Greece Accepts to New Tax
September 28, 2011 Taxation in Greece
ATHENS – Greece will instate a new property tax, in a bid to secure future financial aid from the International Monetary Fund and the European Union.
In an address to international media in Berlin on September 27th the Prime Minister of Greece George Papandreou announced that Greek taxpayers will soon face a new property tax. The announcement was made only hours before the Prime Minister was scheduled to hold talks with German Chancellor Angela Merkel regarding further bailouts for the debt stricken Greece.
The new tax will be levied on all residential properties in the country, and will need to be paid alongside taxpayers’ electricity bills. Failure to pay the tax will result in electricity being shut off to the respective property. According to the Greek government the new measure will be easy to implement but hard to evade. It is estimated that the new tax will cost the average Greek household up to EUR 1 500 per year, which could raise Greece’s annual tax revenues by EUR 2 billion. If the projected collections levels are realized, the government could reach its deficit target of EUR 17.5 billion.

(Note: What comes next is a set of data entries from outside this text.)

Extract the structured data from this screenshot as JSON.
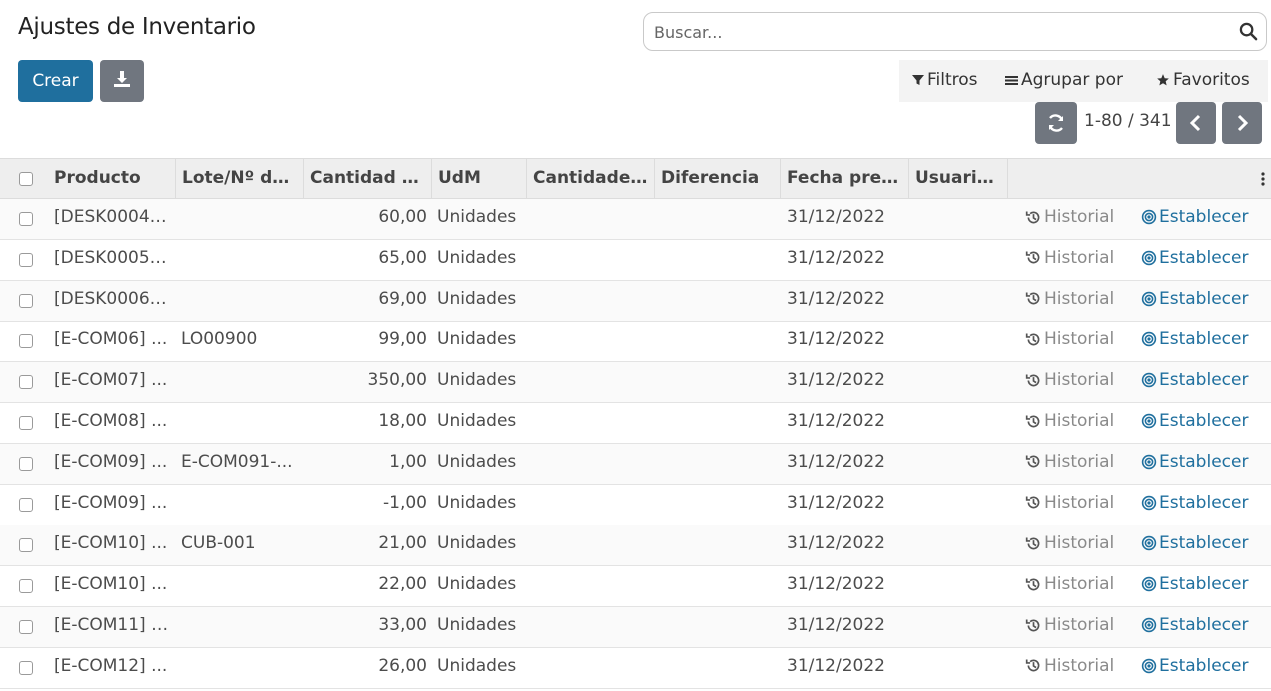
{
  "page": {
    "title": "Ajustes de Inventario"
  },
  "search": {
    "placeholder": "Buscar..."
  },
  "toolbar": {
    "create_label": "Crear"
  },
  "filters": {
    "filters_label": "Filtros",
    "group_label": "Agrupar por",
    "favorites_label": "Favoritos"
  },
  "pager": {
    "value": "1-80 / 341"
  },
  "table": {
    "columns": [
      "Producto",
      "Lote/Nº de ...",
      "Cantidad a...",
      "UdM",
      "Cantidade ...",
      "Diferencia",
      "Fecha prev...",
      "Usuario..."
    ],
    "rows": [
      {
        "product": "[DESK0004]...",
        "lot": "",
        "qty": "60,00",
        "uom": "Unidades",
        "date": "31/12/2022",
        "history": "Historial",
        "set": "Establecer"
      },
      {
        "product": "[DESK0005]...",
        "lot": "",
        "qty": "65,00",
        "uom": "Unidades",
        "date": "31/12/2022",
        "history": "Historial",
        "set": "Establecer"
      },
      {
        "product": "[DESK0006]...",
        "lot": "",
        "qty": "69,00",
        "uom": "Unidades",
        "date": "31/12/2022",
        "history": "Historial",
        "set": "Establecer"
      },
      {
        "product": "[E-COM06] ...",
        "lot": "LO00900",
        "qty": "99,00",
        "uom": "Unidades",
        "date": "31/12/2022",
        "history": "Historial",
        "set": "Establecer"
      },
      {
        "product": "[E-COM07] ...",
        "lot": "",
        "qty": "350,00",
        "uom": "Unidades",
        "date": "31/12/2022",
        "history": "Historial",
        "set": "Establecer"
      },
      {
        "product": "[E-COM08] ...",
        "lot": "",
        "qty": "18,00",
        "uom": "Unidades",
        "date": "31/12/2022",
        "history": "Historial",
        "set": "Establecer"
      },
      {
        "product": "[E-COM09] ...",
        "lot": "E-COM091-...",
        "qty": "1,00",
        "uom": "Unidades",
        "date": "31/12/2022",
        "history": "Historial",
        "set": "Establecer"
      },
      {
        "product": "[E-COM09] ...",
        "lot": "",
        "qty": "-1,00",
        "uom": "Unidades",
        "date": "31/12/2022",
        "history": "Historial",
        "set": "Establecer"
      },
      {
        "product": "[E-COM10] ...",
        "lot": "CUB-001",
        "qty": "21,00",
        "uom": "Unidades",
        "date": "31/12/2022",
        "history": "Historial",
        "set": "Establecer"
      },
      {
        "product": "[E-COM10] ...",
        "lot": "",
        "qty": "22,00",
        "uom": "Unidades",
        "date": "31/12/2022",
        "history": "Historial",
        "set": "Establecer"
      },
      {
        "product": "[E-COM11] A...",
        "lot": "",
        "qty": "33,00",
        "uom": "Unidades",
        "date": "31/12/2022",
        "history": "Historial",
        "set": "Establecer"
      },
      {
        "product": "[E-COM12] ...",
        "lot": "",
        "qty": "26,00",
        "uom": "Unidades",
        "date": "31/12/2022",
        "history": "Historial",
        "set": "Establecer"
      }
    ]
  },
  "icons": {
    "search": "search-icon",
    "download": "download-icon",
    "filter": "filter-icon",
    "group": "group-by-icon",
    "favorites": "star-icon",
    "refresh": "refresh-icon",
    "prev": "chevron-left-icon",
    "next": "chevron-right-icon",
    "history": "history-icon",
    "set": "target-icon",
    "kebab": "kebab-menu-icon"
  },
  "colors": {
    "primary": "#1f6f9e",
    "secondary": "#70767f"
  }
}
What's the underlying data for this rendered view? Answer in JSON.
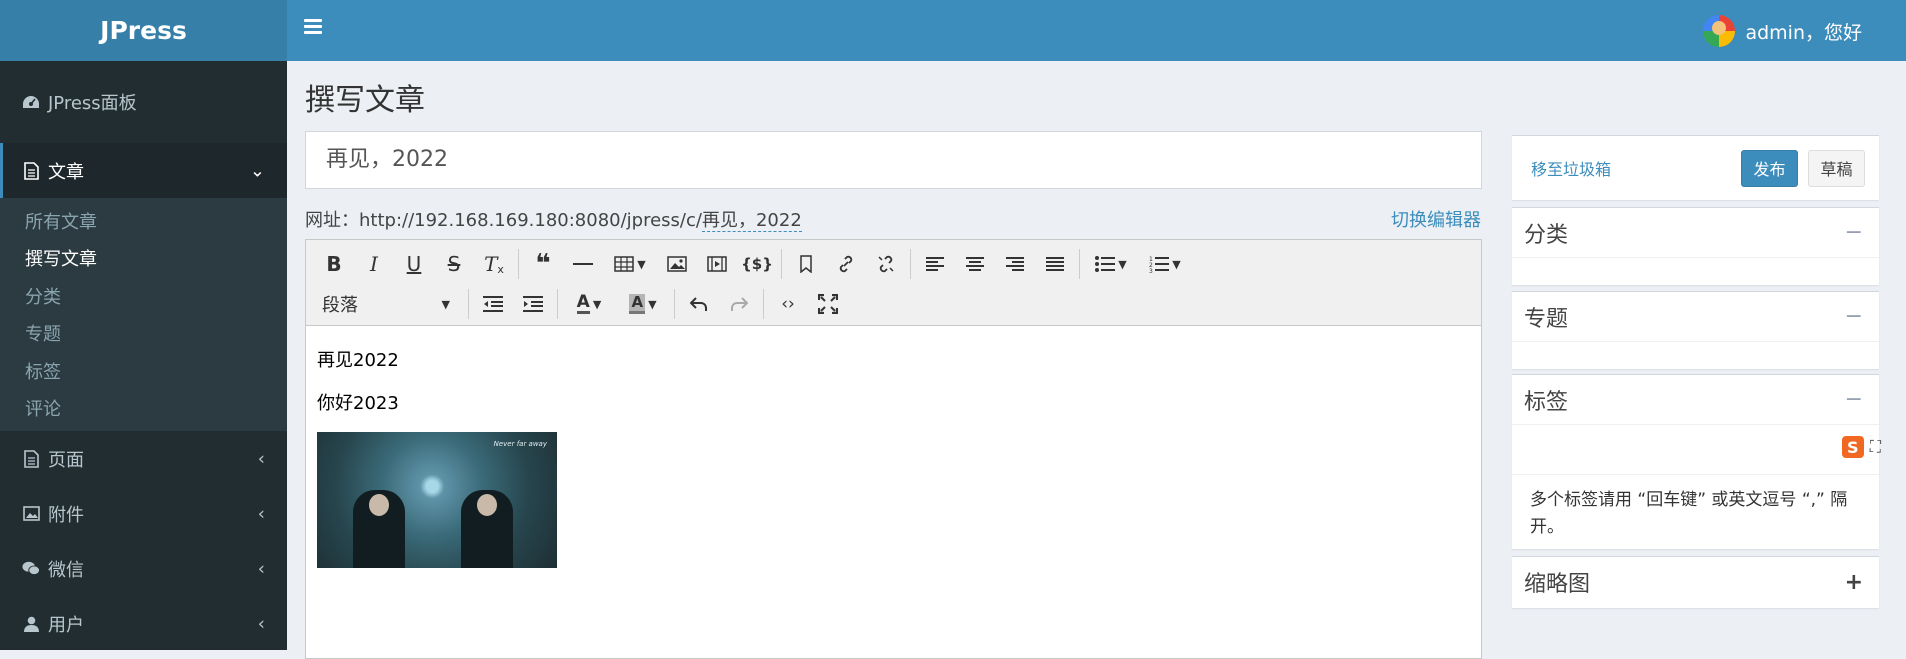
{
  "header": {
    "logo": "JPress",
    "user_greeting": "admin，您好"
  },
  "sidebar": {
    "dashboard": "JPress面板",
    "article": "文章",
    "sub_items": [
      "所有文章",
      "撰写文章",
      "分类",
      "专题",
      "标签",
      "评论"
    ],
    "page": "页面",
    "attachment": "附件",
    "wechat": "微信",
    "user": "用户"
  },
  "main": {
    "page_title": "撰写文章",
    "article_title": "再见，2022",
    "url_label": "网址：",
    "url_base": "http://192.168.169.180:8080/jpress/c/",
    "url_slug": "再见，2022",
    "switch_editor": "切换编辑器",
    "paragraph_select": "段落",
    "body_lines": [
      "再见2022",
      "你好2023"
    ],
    "image_caption": "Never far away"
  },
  "right_panel": {
    "trash": "移至垃圾箱",
    "publish": "发布",
    "draft": "草稿",
    "category": "分类",
    "topic": "专题",
    "tags": "标签",
    "tag_hint": "多个标签请用 “回车键” 或英文逗号 “,” 隔开。",
    "thumbnail": "缩略图",
    "collapse_symbol": "−",
    "expand_symbol": "+"
  }
}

The new tax was passed through parliament with 154 votes in favor and 146 against. Following the parliamentary voting sessions, several Members of Parliament said that while they voted in favor of the tax, they did so with a heavy heart and much debate. The passing of the new tax is being seen as a first step for the Greece in meeting budget targets needed to receive further IMF funding, and restoring stability to the European credit market.
Photo by World Economic Forum